Data about app and page elements
'''
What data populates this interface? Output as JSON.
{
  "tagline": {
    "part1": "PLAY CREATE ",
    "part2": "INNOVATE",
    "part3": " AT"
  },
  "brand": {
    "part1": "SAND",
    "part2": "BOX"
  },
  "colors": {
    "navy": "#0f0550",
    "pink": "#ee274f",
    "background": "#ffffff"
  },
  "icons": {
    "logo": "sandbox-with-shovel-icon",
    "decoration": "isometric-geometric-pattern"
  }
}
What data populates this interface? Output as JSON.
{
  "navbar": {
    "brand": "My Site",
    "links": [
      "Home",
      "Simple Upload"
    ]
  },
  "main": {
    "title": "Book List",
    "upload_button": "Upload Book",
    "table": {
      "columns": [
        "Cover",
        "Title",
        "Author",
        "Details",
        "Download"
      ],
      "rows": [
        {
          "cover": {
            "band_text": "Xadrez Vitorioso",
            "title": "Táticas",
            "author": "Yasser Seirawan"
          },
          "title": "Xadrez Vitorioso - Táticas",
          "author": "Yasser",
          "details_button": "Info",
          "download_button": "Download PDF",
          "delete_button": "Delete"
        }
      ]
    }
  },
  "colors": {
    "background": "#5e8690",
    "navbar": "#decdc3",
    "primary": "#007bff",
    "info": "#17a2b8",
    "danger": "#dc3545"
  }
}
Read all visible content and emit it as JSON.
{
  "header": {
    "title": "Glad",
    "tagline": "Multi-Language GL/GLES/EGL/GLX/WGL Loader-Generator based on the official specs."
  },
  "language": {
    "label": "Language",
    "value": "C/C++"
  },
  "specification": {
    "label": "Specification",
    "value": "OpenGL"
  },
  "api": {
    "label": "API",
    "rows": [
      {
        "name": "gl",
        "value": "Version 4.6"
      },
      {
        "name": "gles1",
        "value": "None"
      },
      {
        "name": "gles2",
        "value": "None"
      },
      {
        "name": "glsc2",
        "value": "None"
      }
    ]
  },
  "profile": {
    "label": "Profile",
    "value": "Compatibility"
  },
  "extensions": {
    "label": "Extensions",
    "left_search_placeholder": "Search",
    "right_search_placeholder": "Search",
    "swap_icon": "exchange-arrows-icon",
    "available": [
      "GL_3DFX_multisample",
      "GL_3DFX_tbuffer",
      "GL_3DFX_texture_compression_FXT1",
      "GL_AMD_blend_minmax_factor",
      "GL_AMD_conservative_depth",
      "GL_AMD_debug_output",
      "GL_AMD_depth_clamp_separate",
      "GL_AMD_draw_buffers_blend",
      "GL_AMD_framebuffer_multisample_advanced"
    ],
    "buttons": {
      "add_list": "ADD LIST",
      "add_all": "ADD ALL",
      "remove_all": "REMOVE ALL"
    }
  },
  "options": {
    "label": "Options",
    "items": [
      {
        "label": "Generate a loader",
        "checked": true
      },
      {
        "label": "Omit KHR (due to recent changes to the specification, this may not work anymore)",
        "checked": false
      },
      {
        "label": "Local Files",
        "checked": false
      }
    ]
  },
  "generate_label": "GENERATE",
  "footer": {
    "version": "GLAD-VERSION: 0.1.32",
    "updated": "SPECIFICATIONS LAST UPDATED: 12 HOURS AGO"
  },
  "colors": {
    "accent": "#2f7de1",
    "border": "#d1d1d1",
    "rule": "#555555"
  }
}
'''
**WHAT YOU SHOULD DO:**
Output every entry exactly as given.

**EXPECTED ANSWER:**
What data populates this interface? Output as JSON.
{
  "tagline": {
    "part1": "PLAY CREATE ",
    "part2": "INNOVATE",
    "part3": " AT"
  },
  "brand": {
    "part1": "SAND",
    "part2": "BOX"
  },
  "colors": {
    "navy": "#0f0550",
    "pink": "#ee274f",
    "background": "#ffffff"
  },
  "icons": {
    "logo": "sandbox-with-shovel-icon",
    "decoration": "isometric-geometric-pattern"
  }
}
What data populates this interface? Output as JSON.
{
  "navbar": {
    "brand": "My Site",
    "links": [
      "Home",
      "Simple Upload"
    ]
  },
  "main": {
    "title": "Book List",
    "upload_button": "Upload Book",
    "table": {
      "columns": [
        "Cover",
        "Title",
        "Author",
        "Details",
        "Download"
      ],
      "rows": [
        {
          "cover": {
            "band_text": "Xadrez Vitorioso",
            "title": "Táticas",
            "author": "Yasser Seirawan"
          },
          "title": "Xadrez Vitorioso - Táticas",
          "author": "Yasser",
          "details_button": "Info",
          "download_button": "Download PDF",
          "delete_button": "Delete"
        }
      ]
    }
  },
  "colors": {
    "background": "#5e8690",
    "navbar": "#decdc3",
    "primary": "#007bff",
    "info": "#17a2b8",
    "danger": "#dc3545"
  }
}
Read all visible content and emit it as JSON.
{
  "header": {
    "title": "Glad",
    "tagline": "Multi-Language GL/GLES/EGL/GLX/WGL Loader-Generator based on the official specs."
  },
  "language": {
    "label": "Language",
    "value": "C/C++"
  },
  "specification": {
    "label": "Specification",
    "value": "OpenGL"
  },
  "api": {
    "label": "API",
    "rows": [
      {
        "name": "gl",
        "value": "Version 4.6"
      },
      {
        "name": "gles1",
        "value": "None"
      },
      {
        "name": "gles2",
        "value": "None"
      },
      {
        "name": "glsc2",
        "value": "None"
      }
    ]
  },
  "profile": {
    "label": "Profile",
    "value": "Compatibility"
  },
  "extensions": {
    "label": "Extensions",
    "left_search_placeholder": "Search",
    "right_search_placeholder": "Search",
    "swap_icon": "exchange-arrows-icon",
    "available": [
      "GL_3DFX_multisample",
      "GL_3DFX_tbuffer",
      "GL_3DFX_texture_compression_FXT1",
      "GL_AMD_blend_minmax_factor",
      "GL_AMD_conservative_depth",
      "GL_AMD_debug_output",
      "GL_AMD_depth_clamp_separate",
      "GL_AMD_draw_buffers_blend",
      "GL_AMD_framebuffer_multisample_advanced"
    ],
    "buttons": {
      "add_list": "ADD LIST",
      "add_all": "ADD ALL",
      "remove_all": "REMOVE ALL"
    }
  },
  "options": {
    "label": "Options",
    "items": [
      {
        "label": "Generate a loader",
        "checked": true
      },
      {
        "label": "Omit KHR (due to recent changes to the specification, this may not work anymore)",
        "checked": false
      },
      {
        "label": "Local Files",
        "checked": false
      }
    ]
  },
  "generate_label": "GENERATE",
  "footer": {
    "version": "GLAD-VERSION: 0.1.32",
    "updated": "SPECIFICATIONS LAST UPDATED: 12 HOURS AGO"
  },
  "colors": {
    "accent": "#2f7de1",
    "border": "#d1d1d1",
    "rule": "#555555"
  }
}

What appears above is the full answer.